**Record set:**
= Beginning of Section =
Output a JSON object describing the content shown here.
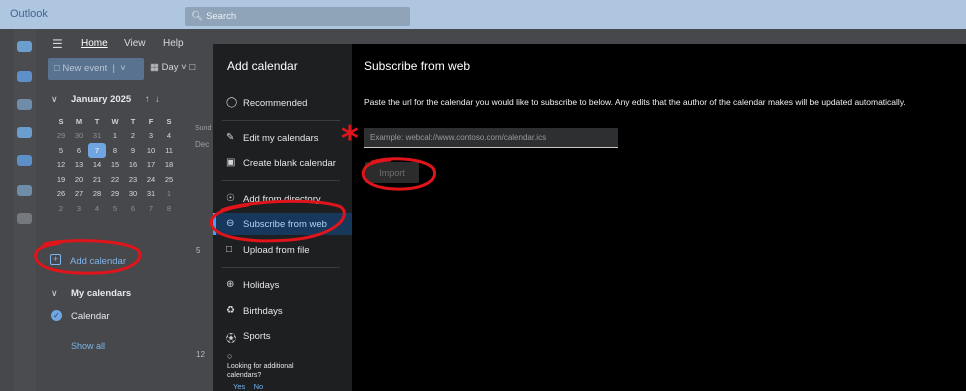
{
  "app": {
    "title": "Outlook",
    "search_placeholder": "Search"
  },
  "ribbon": {
    "tabs": [
      "Home",
      "View",
      "Help"
    ],
    "new_event": "New event",
    "day_view": "Day"
  },
  "mini_calendar": {
    "title": "January 2025",
    "dow": [
      "S",
      "M",
      "T",
      "W",
      "T",
      "F",
      "S"
    ],
    "weeks": [
      [
        "29",
        "30",
        "31",
        "1",
        "2",
        "3",
        "4"
      ],
      [
        "5",
        "6",
        "7",
        "8",
        "9",
        "10",
        "11"
      ],
      [
        "12",
        "13",
        "14",
        "15",
        "16",
        "17",
        "18"
      ],
      [
        "19",
        "20",
        "21",
        "22",
        "23",
        "24",
        "25"
      ],
      [
        "26",
        "27",
        "28",
        "29",
        "30",
        "31",
        "1"
      ],
      [
        "2",
        "3",
        "4",
        "5",
        "6",
        "7",
        "8"
      ]
    ],
    "selected_day": "7"
  },
  "calendar_edge": {
    "day_label": "Sund",
    "month_label": "Dec",
    "date_5": "5",
    "date_12": "12"
  },
  "sidebar": {
    "add_calendar": "Add calendar",
    "my_calendars": "My calendars",
    "calendar_item": "Calendar",
    "show_all": "Show all"
  },
  "dialog": {
    "title": "Add calendar",
    "nav": {
      "recommended": "Recommended",
      "edit_my_calendars": "Edit my calendars",
      "create_blank": "Create blank calendar",
      "add_from_directory": "Add from directory",
      "subscribe_from_web": "Subscribe from web",
      "upload_from_file": "Upload from file",
      "holidays": "Holidays",
      "birthdays": "Birthdays",
      "sports": "Sports"
    },
    "more_prompt_line1": "Looking for additional",
    "more_prompt_line2": "calendars?",
    "yes": "Yes",
    "no": "No"
  },
  "subscribe_panel": {
    "title": "Subscribe from web",
    "description": "Paste the url for the calendar you would like to subscribe to below. Any edits that the author of the calendar makes will be updated automatically.",
    "url_value": "",
    "url_placeholder": "Example: webcal://www.contoso.com/calendar.ics",
    "import_label": "Import"
  },
  "annotation": {
    "color": "#e0141b",
    "asterisk": "*"
  }
}
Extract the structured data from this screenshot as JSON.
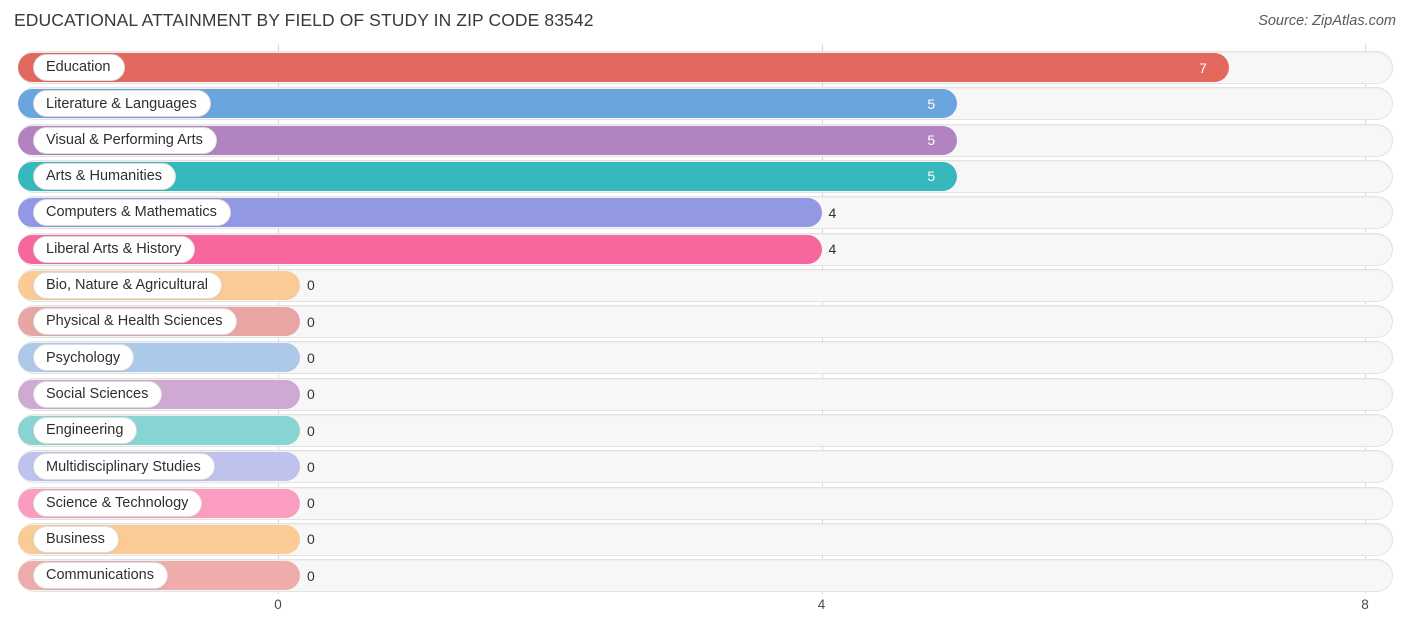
{
  "header": {
    "title": "EDUCATIONAL ATTAINMENT BY FIELD OF STUDY IN ZIP CODE 83542",
    "source": "Source: ZipAtlas.com"
  },
  "chart_data": {
    "type": "bar",
    "orientation": "horizontal",
    "title": "EDUCATIONAL ATTAINMENT BY FIELD OF STUDY IN ZIP CODE 83542",
    "xlabel": "",
    "ylabel": "",
    "xlim": [
      0,
      8
    ],
    "ticks": [
      "0",
      "4",
      "8"
    ],
    "tick_values": [
      0,
      4,
      8
    ],
    "grid": true,
    "legend": null,
    "categories": [
      "Education",
      "Literature & Languages",
      "Visual & Performing Arts",
      "Arts & Humanities",
      "Computers & Mathematics",
      "Liberal Arts & History",
      "Bio, Nature & Agricultural",
      "Physical & Health Sciences",
      "Psychology",
      "Social Sciences",
      "Engineering",
      "Multidisciplinary Studies",
      "Science & Technology",
      "Business",
      "Communications"
    ],
    "values": [
      7,
      5,
      5,
      5,
      4,
      4,
      0,
      0,
      0,
      0,
      0,
      0,
      0,
      0,
      0
    ],
    "value_labels": [
      "7",
      "5",
      "5",
      "5",
      "4",
      "4",
      "0",
      "0",
      "0",
      "0",
      "0",
      "0",
      "0",
      "0",
      "0"
    ],
    "colors": [
      "#e3695f",
      "#6aa5de",
      "#b183c0",
      "#37b8bd",
      "#9298e4",
      "#f7679e",
      "#fbcb96",
      "#e8a5a3",
      "#adc9ea",
      "#ceaad3",
      "#88d4d2",
      "#bec2ed",
      "#fa9dc0",
      "#fbcb96",
      "#eeacaa"
    ]
  },
  "axis": {
    "ticks": [
      "0",
      "4",
      "8"
    ]
  }
}
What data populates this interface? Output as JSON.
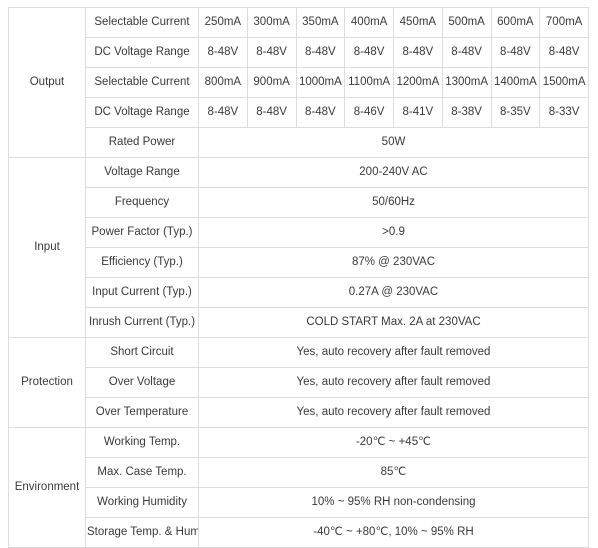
{
  "table": {
    "sections": [
      {
        "category": "Output",
        "rows": [
          {
            "param": "Selectable Current",
            "type": "multi",
            "values": [
              "250mA",
              "300mA",
              "350mA",
              "400mA",
              "450mA",
              "500mA",
              "600mA",
              "700mA"
            ]
          },
          {
            "param": "DC Voltage Range",
            "type": "multi",
            "values": [
              "8-48V",
              "8-48V",
              "8-48V",
              "8-48V",
              "8-48V",
              "8-48V",
              "8-48V",
              "8-48V"
            ]
          },
          {
            "param": "Selectable Current",
            "type": "multi",
            "values": [
              "800mA",
              "900mA",
              "1000mA",
              "1100mA",
              "1200mA",
              "1300mA",
              "1400mA",
              "1500mA"
            ]
          },
          {
            "param": "DC Voltage Range",
            "type": "multi",
            "values": [
              "8-48V",
              "8-48V",
              "8-48V",
              "8-46V",
              "8-41V",
              "8-38V",
              "8-35V",
              "8-33V"
            ]
          },
          {
            "param": "Rated Power",
            "type": "single",
            "value": "50W"
          }
        ]
      },
      {
        "category": "Input",
        "rows": [
          {
            "param": "Voltage Range",
            "type": "single",
            "value": "200-240V AC"
          },
          {
            "param": "Frequency",
            "type": "single",
            "value": "50/60Hz"
          },
          {
            "param": "Power Factor (Typ.)",
            "type": "single",
            "value": ">0.9"
          },
          {
            "param": "Efficiency (Typ.)",
            "type": "single",
            "value": "87% @ 230VAC"
          },
          {
            "param": "Input Current (Typ.)",
            "type": "single",
            "value": "0.27A @ 230VAC"
          },
          {
            "param": "Inrush Current (Typ.)",
            "type": "single",
            "value": "COLD START Max. 2A at 230VAC"
          }
        ]
      },
      {
        "category": "Protection",
        "rows": [
          {
            "param": "Short Circuit",
            "type": "single",
            "value": "Yes, auto recovery after fault removed"
          },
          {
            "param": "Over Voltage",
            "type": "single",
            "value": "Yes, auto recovery after fault removed"
          },
          {
            "param": "Over Temperature",
            "type": "single",
            "value": "Yes, auto recovery after fault removed"
          }
        ]
      },
      {
        "category": "Environment",
        "rows": [
          {
            "param": "Working Temp.",
            "type": "single",
            "value": "-20℃ ~ +45℃"
          },
          {
            "param": "Max. Case Temp.",
            "type": "single",
            "value": "85℃"
          },
          {
            "param": "Working Humidity",
            "type": "single",
            "value": "10% ~ 95% RH non-condensing"
          },
          {
            "param": "Storage Temp. & Humidity",
            "type": "single",
            "value": "-40℃ ~ +80℃, 10% ~ 95% RH",
            "two_line": true
          }
        ]
      }
    ]
  }
}
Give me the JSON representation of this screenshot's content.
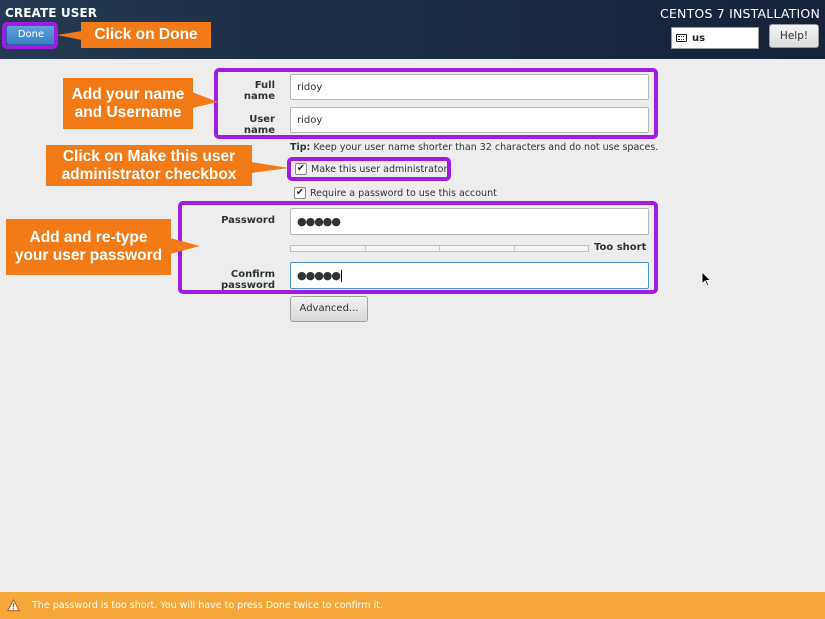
{
  "header": {
    "spoke_title": "CREATE USER",
    "done_label": "Done",
    "product_title": "CENTOS 7 INSTALLATION",
    "keyboard_layout": "us",
    "help_label": "Help!"
  },
  "form": {
    "full_name_label": "Full name",
    "full_name_value": "ridoy",
    "user_name_label": "User name",
    "user_name_value": "ridoy",
    "tip_bold": "Tip:",
    "tip_text": " Keep your user name shorter than 32 characters and do not use spaces.",
    "admin_checkbox_label": "Make this user administrator",
    "admin_checked": true,
    "require_password_label": "Require a password to use this account",
    "require_password_checked": true,
    "password_label": "Password",
    "password_value": "●●●●●",
    "password_strength": 0.0,
    "strength_text": "Too short",
    "confirm_label": "Confirm password",
    "confirm_value": "●●●●●",
    "advanced_label": "Advanced..."
  },
  "warning": {
    "text": "The password is too short. You will have to press Done twice to confirm it."
  },
  "annotations": {
    "highlight_color": "#9d1ee2",
    "callout_color": "#f27b18",
    "done": "Click on Done",
    "name_line1": "Add your name",
    "name_line2": "and Username",
    "admin_line1": "Click on Make this user",
    "admin_line2": "administrator checkbox",
    "password_line1": "Add and re-type",
    "password_line2": "your user password"
  },
  "colors": {
    "header_bg": "#1d2e44",
    "done_button": "#3a7fc7",
    "warning_bar": "#f5a739",
    "focus_border": "#4a90d9"
  }
}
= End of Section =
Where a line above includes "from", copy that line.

      "add_from_directory": "Add from directory",
      "subscribe_from_web": "Subscribe from web",
      "upload_from_file": "Upload from file",
    "title": "Subscribe from web",
Extract the structured data from this screenshot as JSON.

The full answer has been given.